From: Kenneth Whistler (email@example.com)
Date: Fri Oct 13 2006 - 15:20:49 CST
Richard Wordingham said:
> Doesn't mean they can read them. Quite a few Thais, even including some who
> speak enough English to chat, don't know the Roman letters, although all
> Thais are exposed to Roman letters outside school. As a trivial example, I
> am regularly exposed to Chinese and Japanese on the Solaris CDE welcome
> screen, but I read very little of either.
True, perhaps, but that is a completely assymmetrical observation.
All 127 million Japanese are continually bombarded by romaji in
advertising and in other contexts, as well as every one of them
having had to deal with English as a compulsory school subject
at some point. Does that mean that all of them can read
English? Of course not. But the amount of familiarity in Japan
with Latin A-Z is orders of magnitude greater than the
amount of familiarity in the United States with Chinese characters
(outside the communities of Japanese and Chinese living in
the United States who actually use them, of course).
Picking up a random old copy of the Asahi Shimbun, I see on the front
Graphical Computer Books

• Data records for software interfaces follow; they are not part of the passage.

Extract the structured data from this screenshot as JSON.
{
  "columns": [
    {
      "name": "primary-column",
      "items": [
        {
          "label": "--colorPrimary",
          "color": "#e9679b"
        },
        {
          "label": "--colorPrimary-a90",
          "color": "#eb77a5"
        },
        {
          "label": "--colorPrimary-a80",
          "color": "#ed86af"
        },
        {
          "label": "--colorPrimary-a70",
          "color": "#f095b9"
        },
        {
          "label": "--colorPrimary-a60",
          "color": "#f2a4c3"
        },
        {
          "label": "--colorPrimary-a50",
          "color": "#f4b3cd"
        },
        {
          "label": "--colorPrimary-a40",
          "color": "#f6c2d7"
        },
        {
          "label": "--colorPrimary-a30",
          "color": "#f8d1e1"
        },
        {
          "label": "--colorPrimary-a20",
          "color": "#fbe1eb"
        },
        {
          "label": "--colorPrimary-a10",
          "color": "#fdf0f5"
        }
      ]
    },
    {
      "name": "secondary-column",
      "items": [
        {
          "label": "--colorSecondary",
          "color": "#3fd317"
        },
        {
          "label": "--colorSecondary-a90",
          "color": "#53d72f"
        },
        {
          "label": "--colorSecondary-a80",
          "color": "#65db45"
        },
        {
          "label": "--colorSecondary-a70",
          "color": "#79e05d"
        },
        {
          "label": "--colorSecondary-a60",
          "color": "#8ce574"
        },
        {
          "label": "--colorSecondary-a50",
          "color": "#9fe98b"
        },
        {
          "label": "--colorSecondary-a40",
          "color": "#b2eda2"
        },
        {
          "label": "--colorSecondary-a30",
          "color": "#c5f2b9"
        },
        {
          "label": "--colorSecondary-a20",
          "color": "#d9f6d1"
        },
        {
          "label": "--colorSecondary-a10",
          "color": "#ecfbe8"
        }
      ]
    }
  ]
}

Information Design Publishing
FAX ((multiple instances))
and multiple instances of single letters used in combination
with katakana, including "A", "B", and "J".
The URL's alone should illustrate the obvious -- *anybody* touching
the internet in any way has been using Latin letters for a decade.
While that still doesn't come close to the majority of the people
of the world, the use of URL's in advertising is currently
completely ubiquitous in East Asia, across many countries, and is
certainly in-your-face for anyone who isn't completely illiterate.
This archive was generated by hypermail 2.1.5 : Fri Oct 13 2006 - 15:24:38 CST